Sometimes people had so much to say that their actual news spilled over from the back to the front of the postcard. Such postcards, for those of us with a smattering of Dutch, give us a chance to try to decipher what was being reported to their dear ones. Here for example Pakubuwono X would seem to be trying to remain oblivious to the encroachment of someone’s pressing news.
Merrillees in his accompanying chapters uses additional photos to give context to the postcards. For example, in this case, one can see a Balinese photographer at work and allows us to see what the subjects appearing on the postcards might occasionally be experiencing:
As one might expect, the majority of the photographers were European and male. An exception was Thilly Weissenborn (1889-1964), a leading professional photographer in colonial Indonesia. She left behind an outstanding legacy of beautiful photographs. She was a pioneering photographer in Bali in the early 1920s, although she mainly lived and worked in West Java, particularly Garut.
Exceptions to the European predominance of the photographers were the Indonesian photographer Kassian Cephas (1845-1912) and his son Sem Cephas (1870-1918). There are several of the father’s postcards in the book. Here he captures a dramatic moment in a game of cards:

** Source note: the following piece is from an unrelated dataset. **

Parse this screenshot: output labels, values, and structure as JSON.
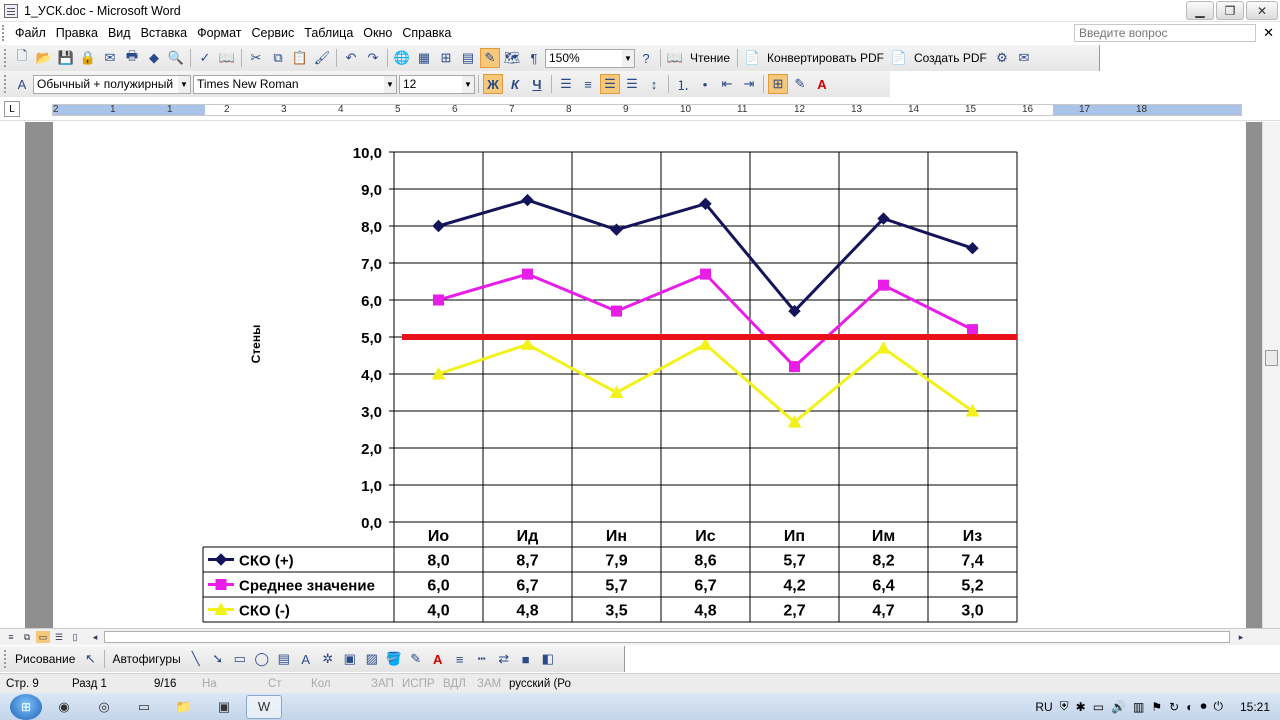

The vast majority of the postcards in the book are in black and white, though some of them were later “coloured” for publication. However, there are some postcards which are early examples of colour photography, such as those taken in Paris in 1931 of a Balinese Baris Dance and Gamelan troupe who travelled there for the Colonial Exposition:
The book has illustrations of people from one end of the archipelago to the other, and on looking through them, I was struck by the fact that photographs of women, even in devout Islamic areas, often show them not wearing a hijab, despite the fact that Islam had come to Indonesia many hundreds of years previously. This makes one realise the relatively recent influence of middle Eastern influence and Islamic fundamentalism.
The postcards document not only the wide ethnic diversity of Indonesia’s indigenous population but also the many immigrants who arrived in Indonesia over the centuries, including Arab traders as well as Chinese and Indian labourers brought by the Dutch to work on their plantations. For example, Postcard 56, dated 29 May 1908, is of Chinese “Coolies” at a tobacco plantation in Binjai, North Sumatra:
I might conclude with a few of my favourite postcards. One longs to hear the music produced by the “Patience and Perseverance” Brass Band from Kalimantan as shown in Postcard 386:
…or a performance by the Sasak Gamelan orchestra from Lombok (Postcard 362)
On seeing a postcard like this where the sender has written on the picture side, one has an opportunity to find out what was being communicated. On the postcard, dated 3 August 1907, was written:
“Dear Miss Lies
Ma (mother) thinks that it isn’t very nice that you haven’t written her a letter.
Congratulations on the birth of your daughter Cootje. Now you have Bertie and Cootje. How is Bertie?
Goodbye for now. I’ll write a letter soon.
Your loving Mieke Veenhuijzen”
One is left wondering how Bertie is and whether Ma ever got a postcard….
To conclude I can’t resist this delightful postcard (No. 436) of three girls from Flores, which dates from around 1940.
This is a book that will delight anyone who has a connection with Indonesia and is a wonderful contribution to Indonesia’s visual historical records.
Ron Witton gained his BA and MA in Indonesian and Malayan Studies from the University of Sydney and his Ph.D. from Cornell University. He has worked as an academic in Australia and Indonesia and now practises as an Indonesia and Malay translator and interpreter.